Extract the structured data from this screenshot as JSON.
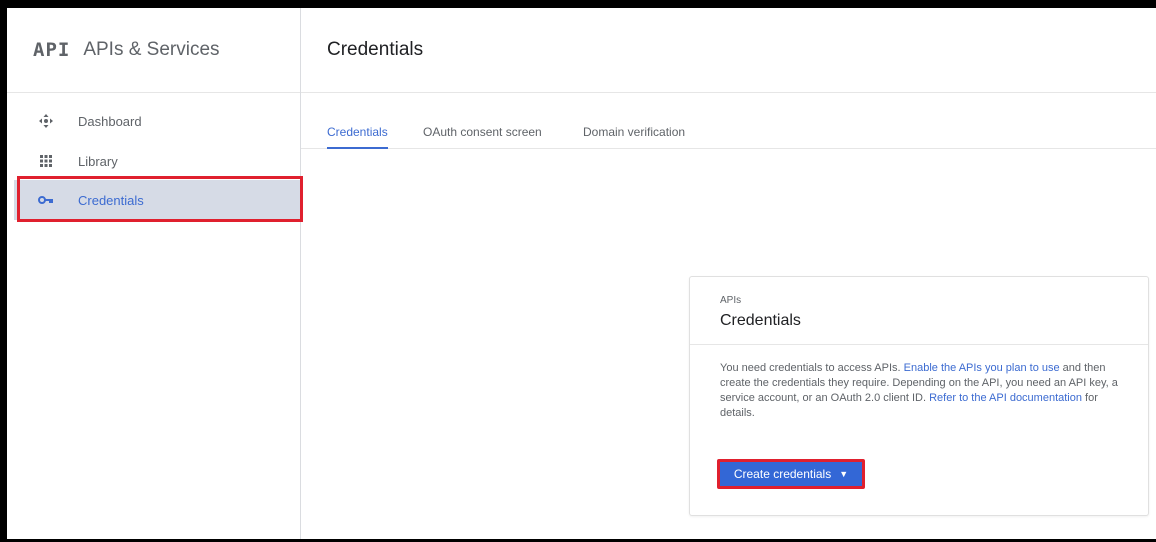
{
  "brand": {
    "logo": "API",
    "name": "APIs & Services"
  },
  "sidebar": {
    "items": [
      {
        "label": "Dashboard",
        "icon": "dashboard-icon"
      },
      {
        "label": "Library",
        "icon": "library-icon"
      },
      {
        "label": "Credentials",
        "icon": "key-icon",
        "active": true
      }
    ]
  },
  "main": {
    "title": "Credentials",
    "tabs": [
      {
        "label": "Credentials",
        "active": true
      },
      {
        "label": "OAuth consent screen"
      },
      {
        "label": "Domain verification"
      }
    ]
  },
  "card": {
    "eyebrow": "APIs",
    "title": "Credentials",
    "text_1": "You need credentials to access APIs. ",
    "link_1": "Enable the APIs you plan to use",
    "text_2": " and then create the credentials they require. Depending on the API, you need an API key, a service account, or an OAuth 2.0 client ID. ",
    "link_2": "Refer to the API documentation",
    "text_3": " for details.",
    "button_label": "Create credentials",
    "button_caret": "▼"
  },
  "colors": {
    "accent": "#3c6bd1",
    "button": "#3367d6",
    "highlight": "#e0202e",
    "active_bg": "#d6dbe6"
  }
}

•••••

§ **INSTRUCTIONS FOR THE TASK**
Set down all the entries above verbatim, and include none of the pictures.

§ **ANSWER TO THE EXERCISE**
Extract the structured data from this screenshot as JSON.
{
  "brand": {
    "logo": "API",
    "name": "APIs & Services"
  },
  "sidebar": {
    "items": [
      {
        "label": "Dashboard",
        "icon": "dashboard-icon"
      },
      {
        "label": "Library",
        "icon": "library-icon"
      },
      {
        "label": "Credentials",
        "icon": "key-icon",
        "active": true
      }
    ]
  },
  "main": {
    "title": "Credentials",
    "tabs": [
      {
        "label": "Credentials",
        "active": true
      },
      {
        "label": "OAuth consent screen"
      },
      {
        "label": "Domain verification"
      }
    ]
  },
  "card": {
    "eyebrow": "APIs",
    "title": "Credentials",
    "text_1": "You need credentials to access APIs. ",
    "link_1": "Enable the APIs you plan to use",
    "text_2": " and then create the credentials they require. Depending on the API, you need an API key, a service account, or an OAuth 2.0 client ID. ",
    "link_2": "Refer to the API documentation",
    "text_3": " for details.",
    "button_label": "Create credentials",
    "button_caret": "▼"
  },
  "colors": {
    "accent": "#3c6bd1",
    "button": "#3367d6",
    "highlight": "#e0202e",
    "active_bg": "#d6dbe6"
  }
}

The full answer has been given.